National Institute for Communicable Diseases (NICD),reports 21,099 new COVID-19 cases that have been identified in South Africa, which brings the total number of laboratory-confirmed cases to 3,353,106. This increase represents a 30.6% positivity rate.
This increase represents a 30.6% positivity rate.
The majority of new cases today are from KwaZulu-Natal (26%), followed by Western Cape (22%). Gauteng accounted for 18% and Eastern Cape 11%. Free State and North West each accounted for 6% and Mpumalanga 5%. Limpopo accounted for 4% and Northern Cape accounted for 2% of today’s new cases.
NICD says a further 99 Covid-19 related deaths have been reported, bringing total fatalities to 90,587 to date.
Meanwhile new Covid infections continue to increase daily in the Western Cape, with on average 3383 new diagnoses.
Hospital admissions have also increased with 138 admissions per day, but deaths rates remain low with fewer than two deaths daily.
Overall, there is a 35% week on week increase in cases in the Cape Town Metro, but most sub-districts are only seeing a small percent increase in cases.
Western Cape’s rural districts are also seeing increases in cases, with the largest number of infections coming from the Garden Route in George followed by the Cape Winelands.
But there is good news, infections are expected to decrease by next week.
That said, the Western Cape has not yet reached the peak of the fourth wave.
Scientists have meanwhile divided the Omicron variant into three sublineages: BA.1, BA.2 and BA.3.
Currently, BA.1 is the dominant sub-lineage in South Africa and accounts for 100% of infections in the Western Cape.
"We continue to see a widening gap between cases and admissions which started in wave 3 but increased in wave 4," said Western Health Department Head Keith Cloete.
The risk of admission remains 40% lower in the fourth wave vs the third wave when you take into account age, sex, comorbidities, vaccination, and prior diagnosed infection.
"Undiagnosed prior infection is likely to also protect against severe disease but it remains unclear if Omicron is less severe after fully considering protection from vaccination and prior infection," said Cloete.
The proportion of cases with severe disease to date has been lower – this is most likely due to infections among the younger populations who are at lower risk of severe disease and stronger protection from prior infection and vaccinations.
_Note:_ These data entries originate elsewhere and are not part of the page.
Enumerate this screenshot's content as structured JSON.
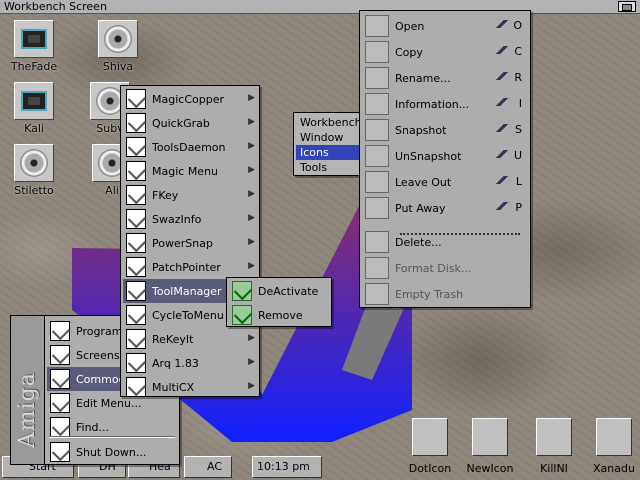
{
  "screen": {
    "title": "Workbench Screen"
  },
  "desktop_icons": [
    {
      "label": "TheFade",
      "icon": "cpu-chip-icon"
    },
    {
      "label": "Shiva",
      "icon": "harddisk-icon"
    },
    {
      "label": "Kali",
      "icon": "cpu-chip-icon"
    },
    {
      "label": "Subv",
      "icon": "harddisk-icon"
    },
    {
      "label": "Stiletto",
      "icon": "harddisk-icon"
    },
    {
      "label": "Ali",
      "icon": "harddisk-icon"
    }
  ],
  "commodities_menu": {
    "items": [
      {
        "label": "MagicCopper",
        "submenu": true
      },
      {
        "label": "QuickGrab",
        "submenu": true
      },
      {
        "label": "ToolsDaemon",
        "submenu": true
      },
      {
        "label": "Magic Menu",
        "submenu": true
      },
      {
        "label": "FKey",
        "submenu": true
      },
      {
        "label": "SwazInfo",
        "submenu": true
      },
      {
        "label": "PowerSnap",
        "submenu": true
      },
      {
        "label": "PatchPointer",
        "submenu": true
      },
      {
        "label": "ToolManager",
        "submenu": true,
        "selected": true
      },
      {
        "label": "CycleToMenu",
        "submenu": true
      },
      {
        "label": "ReKeyIt",
        "submenu": true
      },
      {
        "label": "Arq 1.83",
        "submenu": true
      },
      {
        "label": "MultiCX",
        "submenu": true
      }
    ]
  },
  "toolmanager_menu": {
    "items": [
      {
        "label": "DeActivate"
      },
      {
        "label": "Remove"
      }
    ]
  },
  "start_menu": {
    "side_label": "Amiga",
    "items": [
      {
        "label": "Programs",
        "icon": "programs-icon"
      },
      {
        "label": "Screens",
        "icon": "screens-icon"
      },
      {
        "label": "Commodities",
        "icon": "commodities-icon",
        "selected": true
      },
      {
        "label": "Edit Menu...",
        "icon": "edit-menu-icon"
      },
      {
        "label": "Find...",
        "icon": "find-icon"
      },
      {
        "label": "Shut Down...",
        "icon": "shutdown-icon"
      }
    ]
  },
  "workbench_menu": {
    "items": [
      {
        "label": "Workbench"
      },
      {
        "label": "Window"
      },
      {
        "label": "Icons",
        "selected": true
      },
      {
        "label": "Tools"
      }
    ]
  },
  "icons_menu": {
    "items": [
      {
        "label": "Open",
        "shortcut": "O",
        "icon": "open-icon"
      },
      {
        "label": "Copy",
        "shortcut": "C",
        "icon": "copy-icon"
      },
      {
        "label": "Rename...",
        "shortcut": "R",
        "icon": "rename-icon"
      },
      {
        "label": "Information...",
        "shortcut": "I",
        "icon": "information-icon"
      },
      {
        "label": "Snapshot",
        "shortcut": "S",
        "icon": "snapshot-icon"
      },
      {
        "label": "UnSnapshot",
        "shortcut": "U",
        "icon": "unsnapshot-icon"
      },
      {
        "label": "Leave Out",
        "shortcut": "L",
        "icon": "leave-out-icon"
      },
      {
        "label": "Put Away",
        "shortcut": "P",
        "icon": "put-away-icon"
      },
      {
        "label": "Delete...",
        "icon": "delete-icon"
      },
      {
        "label": "Format Disk...",
        "icon": "format-disk-icon",
        "disabled": true
      },
      {
        "label": "Empty Trash",
        "icon": "trash-icon",
        "disabled": true
      }
    ]
  },
  "taskbar": {
    "start_label": "Start",
    "tasks": [
      "DH",
      "Hea",
      "AC"
    ],
    "clock": "10:13 pm"
  },
  "dock_icons": [
    {
      "label": "DotIcon"
    },
    {
      "label": "NewIcon"
    },
    {
      "label": "KillNI"
    },
    {
      "label": "Xanadu"
    }
  ],
  "colors": {
    "menu_bg": "#adadad",
    "selection": "#3344bb",
    "gradient_top": "#7a2b6a",
    "gradient_bottom": "#1020ff"
  }
}
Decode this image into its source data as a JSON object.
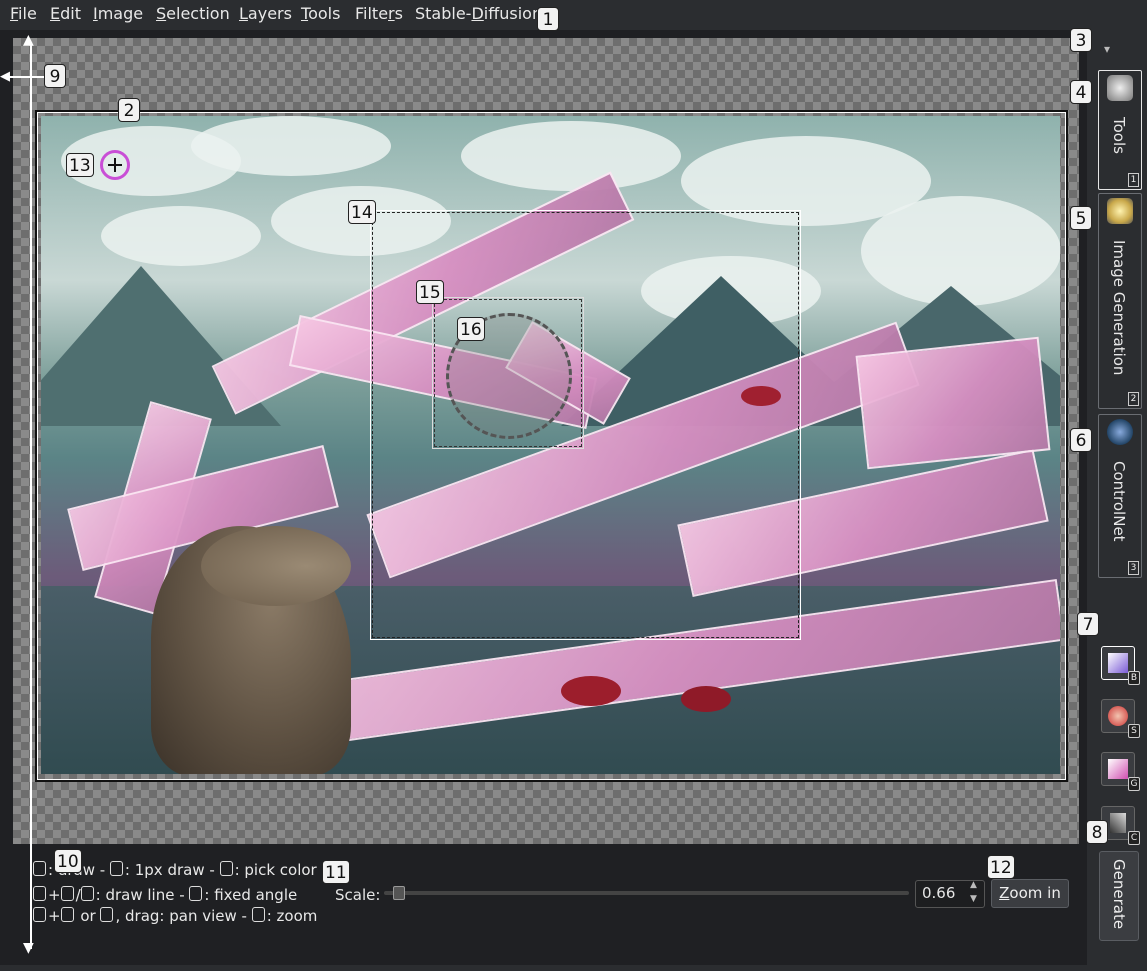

There has also been an increase in the number of health workers that have tested positive, the most vulnerable being nurses.